▸ **Brief**:
Search the data below, and report every line in which "with" occurs.

▸ **Exercise input**:

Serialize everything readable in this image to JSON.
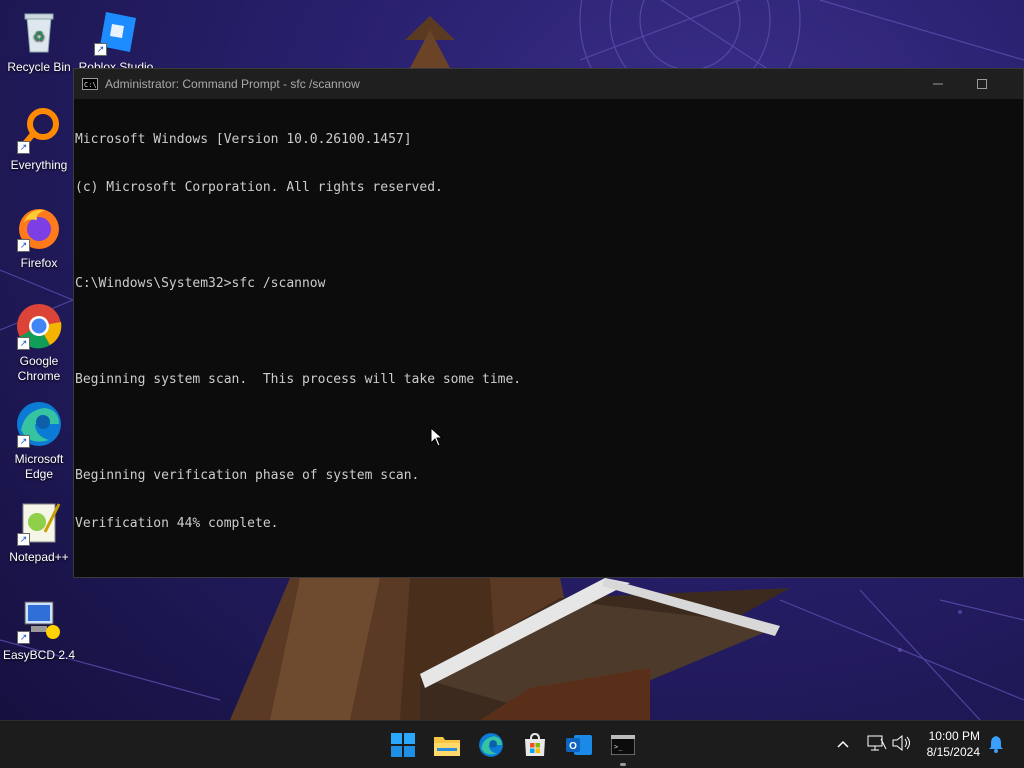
{
  "desktop": {
    "icons": [
      {
        "label": "Recycle Bin",
        "icon": "recycle-bin-icon"
      },
      {
        "label": "Roblox Studio",
        "icon": "roblox-studio-icon"
      },
      {
        "label": "Everything",
        "icon": "everything-search-icon"
      },
      {
        "label": "Firefox",
        "icon": "firefox-icon"
      },
      {
        "label": "Google Chrome",
        "icon": "chrome-icon"
      },
      {
        "label": "Microsoft Edge",
        "icon": "edge-icon"
      },
      {
        "label": "Notepad++",
        "icon": "notepadpp-icon"
      },
      {
        "label": "EasyBCD 2.4",
        "icon": "easybcd-icon"
      }
    ]
  },
  "window": {
    "title": "Administrator: Command Prompt - sfc  /scannow",
    "icon_label": "C:\\",
    "lines": [
      "Microsoft Windows [Version 10.0.26100.1457]",
      "(c) Microsoft Corporation. All rights reserved.",
      "",
      "C:\\Windows\\System32>sfc /scannow",
      "",
      "Beginning system scan.  This process will take some time.",
      "",
      "Beginning verification phase of system scan.",
      "Verification 44% complete."
    ]
  },
  "taskbar": {
    "apps": [
      "start-icon",
      "file-explorer-icon",
      "edge-icon",
      "microsoft-store-icon",
      "outlook-icon",
      "terminal-icon"
    ],
    "time": "10:00 PM",
    "date": "8/15/2024"
  },
  "colors": {
    "console_text": "#cccccc",
    "console_bg": "#0c0c0c",
    "taskbar_bg": "#1c1c1c"
  }
}
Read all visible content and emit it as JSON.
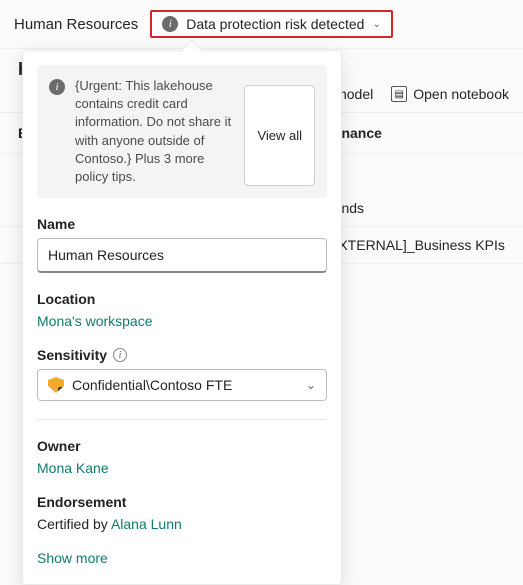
{
  "header": {
    "page_title": "Human Resources",
    "risk_label": "Data protection risk detected"
  },
  "subheading_letter": "H",
  "toolbar": {
    "model_label": "model",
    "open_notebook_label": "Open notebook"
  },
  "columns": {
    "e_letter": "E",
    "finance_label": "Finance",
    "row1_right": "rends",
    "row2_right": "EXTERNAL]_Business KPIs"
  },
  "popover": {
    "notice_text": "{Urgent: This lakehouse contains credit card information. Do not share it with anyone outside of Contoso.} Plus 3 more policy tips.",
    "view_all_label": "View all",
    "name_label": "Name",
    "name_value": "Human Resources",
    "location_label": "Location",
    "location_value": "Mona's workspace",
    "sensitivity_label": "Sensitivity",
    "sensitivity_value": "Confidential\\Contoso FTE",
    "owner_label": "Owner",
    "owner_value": "Mona Kane",
    "endorsement_label": "Endorsement",
    "endorsement_prefix": "Certified by ",
    "endorsement_person": "Alana Lunn",
    "show_more_label": "Show more"
  }
}
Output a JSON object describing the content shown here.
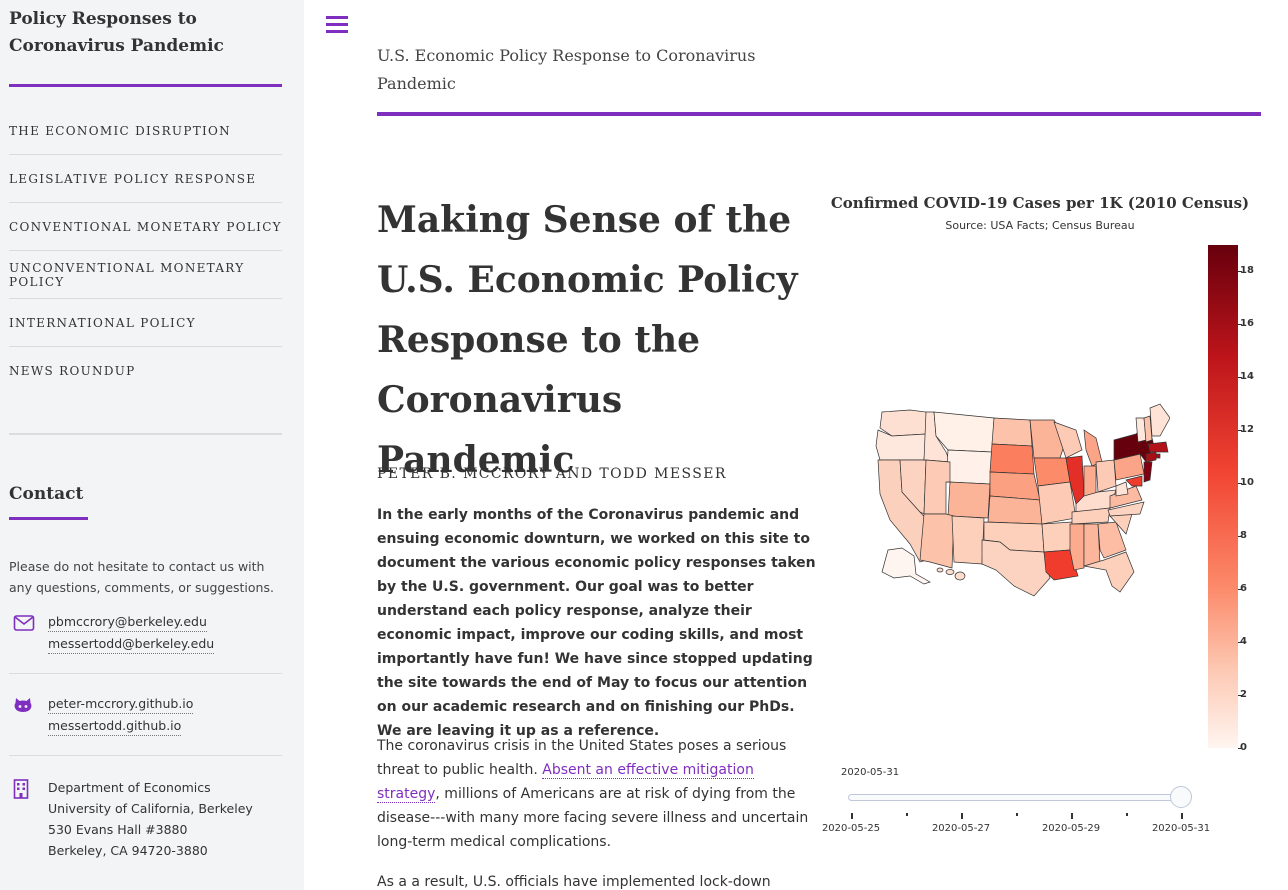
{
  "sidebar": {
    "site_title": "Policy Responses to Coronavirus Pandemic",
    "nav": [
      "THE ECONOMIC DISRUPTION",
      "LEGISLATIVE POLICY RESPONSE",
      "CONVENTIONAL MONETARY POLICY",
      "UNCONVENTIONAL MONETARY POLICY",
      "INTERNATIONAL POLICY",
      "NEWS ROUNDUP"
    ],
    "contact_heading": "Contact",
    "contact_intro": "Please do not hesitate to contact us with any questions, comments, or suggestions.",
    "emails": [
      "pbmccrory@berkeley.edu",
      "messertodd@berkeley.edu"
    ],
    "sites": [
      "peter-mccrory.github.io",
      "messertodd.github.io"
    ],
    "address": [
      "Department of Economics",
      "University of California, Berkeley",
      "530 Evans Hall #3880",
      "Berkeley, CA 94720-3880"
    ],
    "icons": {
      "email": "envelope-icon",
      "github": "github-icon",
      "address": "building-icon"
    }
  },
  "header": {
    "menu_icon": "hamburger-icon",
    "page_header": "U.S. Economic Policy Response to Coronavirus Pandemic"
  },
  "article": {
    "title": "Making Sense of the U.S. Economic Policy Response to the Coronavirus Pandemic",
    "authors": "PETER B. MCCRORY AND TODD MESSER",
    "lead": "In the early months of the Coronavirus pandemic and ensuing economic downturn, we worked on this site to document the various economic policy responses taken by the U.S. government. Our goal was to better understand each policy response, analyze their economic impact, improve our coding skills, and most importantly have fun! We have since stopped updating the site towards the end of May to focus our attention on our academic research and on finishing our PhDs. We are leaving it up as a reference.",
    "para1_before": "The coronavirus crisis in the United States poses a serious threat to public health. ",
    "para1_link": "Absent an effective mitigation strategy",
    "para1_after": ", millions of Americans are at risk of dying from the disease---with many more facing severe illness and uncertain long-term medical complications.",
    "para2": "As a a result, U.S. officials have implemented lock-down"
  },
  "chart": {
    "title": "Confirmed COVID-19 Cases per 1K (2010 Census)",
    "subtitle": "Source: USA Facts; Census Bureau",
    "colorbar_ticks": [
      "0",
      "2",
      "4",
      "6",
      "8",
      "10",
      "12",
      "14",
      "16",
      "18"
    ],
    "slider_current": "2020-05-31",
    "slider_labels": [
      "2020-05-25",
      "2020-05-27",
      "2020-05-29",
      "2020-05-31"
    ],
    "accent": "#7e2fbf"
  },
  "chart_data": {
    "type": "heatmap",
    "title": "Confirmed COVID-19 Cases per 1K (2010 Census)",
    "subtitle": "Source: USA Facts; Census Bureau",
    "colorscale": "Reds",
    "zrange": [
      0,
      19
    ],
    "date": "2020-05-31",
    "date_range": [
      "2020-05-25",
      "2020-05-31"
    ]
  }
}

▸ **Solved problem**:
    "notice_text": "{Urgent: This lakehouse contains credit card information. Do not share it with anyone outside of Contoso.} Plus 3 more policy tips.",
    "contact_intro": "Please do not hesitate to contact us with any questions, comments, or suggestions.",
    "para1_after": ", millions of Americans are at risk of dying from the disease---with many more facing severe illness and uncertain long-term medical complications.",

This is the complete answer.